Middleburgh Mayor Matthew Avitabile has filed a lawsuit in United states District Court arguing that he has the right to carry a taser.
If he wins-and Schoharie County Attorney Mike West is doubtful he will-Mr. Avitabile said it doesn't mean he'll start carrying a taser on the streets of Middleburgh.
But it doesn't mean he won't be carrying one either.
"It's like someone with pistol," Mr. Avitable said. "You don't advertise when you're doing it. I haven't decided."
Mr. Avitabile, together with a the Firearms Policy Coalition and Firearms Policy Foundation, filed the lawsuit against Governor Andrew Cuomo in a December 22, 2016 civil action.
Mr. West said he became aware of the suit after District Attorney Jim Sacket received a summons as part of the suit.
"It's just silly," Mr. West said. "Schoharie County doesn't make these laws.

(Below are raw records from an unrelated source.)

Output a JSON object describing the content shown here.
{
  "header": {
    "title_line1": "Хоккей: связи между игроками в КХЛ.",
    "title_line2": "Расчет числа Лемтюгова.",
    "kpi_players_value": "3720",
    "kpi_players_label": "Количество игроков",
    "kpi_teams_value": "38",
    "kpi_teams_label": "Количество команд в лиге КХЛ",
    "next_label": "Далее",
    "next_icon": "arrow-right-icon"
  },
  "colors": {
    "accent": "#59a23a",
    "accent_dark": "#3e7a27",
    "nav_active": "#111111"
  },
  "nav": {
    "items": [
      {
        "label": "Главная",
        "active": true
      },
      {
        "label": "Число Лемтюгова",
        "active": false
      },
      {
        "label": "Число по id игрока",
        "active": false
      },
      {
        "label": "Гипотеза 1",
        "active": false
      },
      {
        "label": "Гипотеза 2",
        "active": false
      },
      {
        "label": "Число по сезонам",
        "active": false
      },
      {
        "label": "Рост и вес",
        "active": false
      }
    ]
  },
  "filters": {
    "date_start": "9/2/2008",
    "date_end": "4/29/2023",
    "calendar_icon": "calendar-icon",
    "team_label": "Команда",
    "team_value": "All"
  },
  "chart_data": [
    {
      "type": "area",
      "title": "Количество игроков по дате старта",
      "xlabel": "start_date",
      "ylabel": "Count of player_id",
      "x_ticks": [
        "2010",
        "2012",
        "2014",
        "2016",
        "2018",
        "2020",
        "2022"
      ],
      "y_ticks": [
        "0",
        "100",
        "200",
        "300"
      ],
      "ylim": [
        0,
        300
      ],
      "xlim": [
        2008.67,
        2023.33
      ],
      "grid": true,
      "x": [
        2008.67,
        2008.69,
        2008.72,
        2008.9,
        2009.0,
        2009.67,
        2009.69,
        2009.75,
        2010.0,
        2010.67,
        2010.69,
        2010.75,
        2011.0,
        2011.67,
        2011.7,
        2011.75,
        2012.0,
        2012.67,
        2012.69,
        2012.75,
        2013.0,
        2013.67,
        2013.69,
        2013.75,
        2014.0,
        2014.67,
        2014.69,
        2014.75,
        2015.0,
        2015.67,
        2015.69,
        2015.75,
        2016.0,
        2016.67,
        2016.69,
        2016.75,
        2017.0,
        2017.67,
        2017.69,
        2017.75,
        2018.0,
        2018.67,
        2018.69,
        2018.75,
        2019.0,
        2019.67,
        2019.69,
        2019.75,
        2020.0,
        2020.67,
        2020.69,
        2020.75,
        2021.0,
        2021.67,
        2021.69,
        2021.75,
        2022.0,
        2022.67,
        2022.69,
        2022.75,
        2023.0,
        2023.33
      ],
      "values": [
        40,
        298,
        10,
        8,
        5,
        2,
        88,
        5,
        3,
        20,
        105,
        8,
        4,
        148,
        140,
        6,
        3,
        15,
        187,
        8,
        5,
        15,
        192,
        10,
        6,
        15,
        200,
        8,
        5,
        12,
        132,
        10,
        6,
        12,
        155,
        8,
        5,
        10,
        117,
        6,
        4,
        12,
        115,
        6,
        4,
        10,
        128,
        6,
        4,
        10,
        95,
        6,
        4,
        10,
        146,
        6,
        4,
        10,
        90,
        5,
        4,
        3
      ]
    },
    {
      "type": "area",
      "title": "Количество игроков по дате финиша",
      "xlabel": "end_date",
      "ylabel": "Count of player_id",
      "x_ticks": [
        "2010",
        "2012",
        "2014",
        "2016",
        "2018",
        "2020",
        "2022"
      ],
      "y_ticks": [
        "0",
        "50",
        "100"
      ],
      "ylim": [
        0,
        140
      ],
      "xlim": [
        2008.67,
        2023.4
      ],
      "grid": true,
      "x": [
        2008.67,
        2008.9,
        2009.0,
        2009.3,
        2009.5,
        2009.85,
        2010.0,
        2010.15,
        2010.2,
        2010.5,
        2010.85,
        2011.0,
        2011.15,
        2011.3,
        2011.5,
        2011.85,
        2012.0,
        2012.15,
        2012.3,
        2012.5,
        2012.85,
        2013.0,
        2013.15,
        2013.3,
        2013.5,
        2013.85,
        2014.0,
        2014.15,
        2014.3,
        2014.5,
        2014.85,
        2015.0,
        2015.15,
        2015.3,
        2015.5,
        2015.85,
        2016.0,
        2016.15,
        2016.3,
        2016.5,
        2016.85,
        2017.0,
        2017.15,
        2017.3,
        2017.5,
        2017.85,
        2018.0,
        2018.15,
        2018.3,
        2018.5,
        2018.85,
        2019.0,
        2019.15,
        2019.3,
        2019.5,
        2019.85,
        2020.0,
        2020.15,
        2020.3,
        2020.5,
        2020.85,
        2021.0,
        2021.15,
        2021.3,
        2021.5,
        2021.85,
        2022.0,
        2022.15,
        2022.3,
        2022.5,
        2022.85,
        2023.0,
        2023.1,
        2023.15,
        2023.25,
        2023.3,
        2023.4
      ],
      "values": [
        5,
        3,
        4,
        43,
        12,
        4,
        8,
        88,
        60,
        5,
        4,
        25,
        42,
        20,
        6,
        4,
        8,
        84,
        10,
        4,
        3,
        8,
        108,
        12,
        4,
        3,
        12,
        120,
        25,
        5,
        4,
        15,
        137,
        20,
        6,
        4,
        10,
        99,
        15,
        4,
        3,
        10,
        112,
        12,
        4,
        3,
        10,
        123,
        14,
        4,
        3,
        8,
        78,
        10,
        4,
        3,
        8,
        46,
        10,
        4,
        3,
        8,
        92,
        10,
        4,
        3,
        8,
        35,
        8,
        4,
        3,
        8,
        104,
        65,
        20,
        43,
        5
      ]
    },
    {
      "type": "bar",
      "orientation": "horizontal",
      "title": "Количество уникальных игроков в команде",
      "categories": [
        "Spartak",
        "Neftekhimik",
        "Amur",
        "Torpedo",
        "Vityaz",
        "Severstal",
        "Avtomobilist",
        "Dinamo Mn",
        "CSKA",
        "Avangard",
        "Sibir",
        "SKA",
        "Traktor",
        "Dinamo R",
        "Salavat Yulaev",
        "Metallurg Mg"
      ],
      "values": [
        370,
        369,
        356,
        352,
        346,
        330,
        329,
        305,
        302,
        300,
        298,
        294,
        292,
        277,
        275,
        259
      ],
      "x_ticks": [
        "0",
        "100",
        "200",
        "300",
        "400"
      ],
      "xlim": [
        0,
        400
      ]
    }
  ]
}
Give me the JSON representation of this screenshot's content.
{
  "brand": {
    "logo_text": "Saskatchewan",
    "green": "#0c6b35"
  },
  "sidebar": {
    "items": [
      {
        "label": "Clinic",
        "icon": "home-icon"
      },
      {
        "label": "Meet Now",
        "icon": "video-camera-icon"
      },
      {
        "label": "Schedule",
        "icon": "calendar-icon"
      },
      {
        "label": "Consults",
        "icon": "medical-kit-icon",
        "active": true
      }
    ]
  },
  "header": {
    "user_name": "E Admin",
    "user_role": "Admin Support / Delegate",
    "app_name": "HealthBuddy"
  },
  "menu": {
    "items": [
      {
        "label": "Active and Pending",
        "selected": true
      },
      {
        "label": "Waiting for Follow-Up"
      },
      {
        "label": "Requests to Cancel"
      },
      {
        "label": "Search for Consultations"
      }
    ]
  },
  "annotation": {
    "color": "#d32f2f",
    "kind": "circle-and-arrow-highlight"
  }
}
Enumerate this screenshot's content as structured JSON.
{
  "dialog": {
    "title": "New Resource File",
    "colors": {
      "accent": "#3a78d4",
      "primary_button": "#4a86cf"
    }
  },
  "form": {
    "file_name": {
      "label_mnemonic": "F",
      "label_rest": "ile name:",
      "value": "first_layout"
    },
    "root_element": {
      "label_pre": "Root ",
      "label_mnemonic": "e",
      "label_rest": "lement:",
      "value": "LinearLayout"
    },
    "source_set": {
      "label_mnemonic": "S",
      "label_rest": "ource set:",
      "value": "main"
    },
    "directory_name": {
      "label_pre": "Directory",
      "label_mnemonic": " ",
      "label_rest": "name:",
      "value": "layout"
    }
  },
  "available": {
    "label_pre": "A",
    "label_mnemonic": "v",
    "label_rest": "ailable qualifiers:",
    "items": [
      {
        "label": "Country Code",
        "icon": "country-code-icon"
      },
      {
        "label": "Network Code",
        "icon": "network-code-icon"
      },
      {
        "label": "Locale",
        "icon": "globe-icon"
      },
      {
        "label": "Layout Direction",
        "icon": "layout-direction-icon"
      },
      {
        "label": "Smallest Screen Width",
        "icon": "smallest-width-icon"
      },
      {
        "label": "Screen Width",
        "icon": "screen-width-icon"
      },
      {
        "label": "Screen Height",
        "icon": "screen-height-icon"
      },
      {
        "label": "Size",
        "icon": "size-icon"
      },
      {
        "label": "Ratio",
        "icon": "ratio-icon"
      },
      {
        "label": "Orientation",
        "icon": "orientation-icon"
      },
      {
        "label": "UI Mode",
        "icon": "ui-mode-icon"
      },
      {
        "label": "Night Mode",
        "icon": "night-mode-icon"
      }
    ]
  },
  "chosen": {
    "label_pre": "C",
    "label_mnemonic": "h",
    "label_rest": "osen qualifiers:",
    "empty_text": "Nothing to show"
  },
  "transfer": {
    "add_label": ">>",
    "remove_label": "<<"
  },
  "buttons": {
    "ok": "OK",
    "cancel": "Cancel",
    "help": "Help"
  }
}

The DA just enforces them. It looks like Mr. Avitabile considers a taser a gun and so he's protected by the Second Amendment. But a taser is not a gun."
Mr. West said the county's response to the lawsuit will either be handled by an attorney assigned by its insurance company or himself.
Should Mr. Avitabile win his case, the county's role will be small.
"It just means Jim Sacket can't arrest him if he's caught carrying a taser," Mr. West said.
For Mr. Avitabile, the lawsuit is about fundamental rights, not just for him, but for everyone, he said.
"A right is a right," he said. "They don't have to be exercised to be rights.
"Forty six out of 50 states allow people to carry a taser for self-defense. It's not just the Second Amendment, but a bunch of related issues...fundamental rights."
Mr. Avitabile said he's long been interested in civil rights issues; that's what lead him to partner with the FPC and the FPF in the lawsuit.
"It's not a gun or an anti-gun issue," he said. "It bridges them both. It's not about me, but about the right of every citizen in the state of New York, It's a civil right."
According to the lawsuit, FPC and FPF, both of which advocate for fundamental rights, but especially for Second Amendment rights, have members "but for New York's ban on tasers and other electronic arms, would keep, carry, and in the appropriate circumstances utilize tasers and other bearable electronic firearms for self-defense."
The lawsuit also maintains that Mr. Avitabile "desires to purchase a stun gun or taser for self-defense and other lawful purposes in his home" but has "refrained from purchasing, owning, carrying or otherwise violating New York's ban on stun guns and tasers" because he fears prosecution under existing laws.
Tasers work by delivering a high-voltage electrical charge intended to incapacitate someone and were initially introduced as non-lethal weapons for police.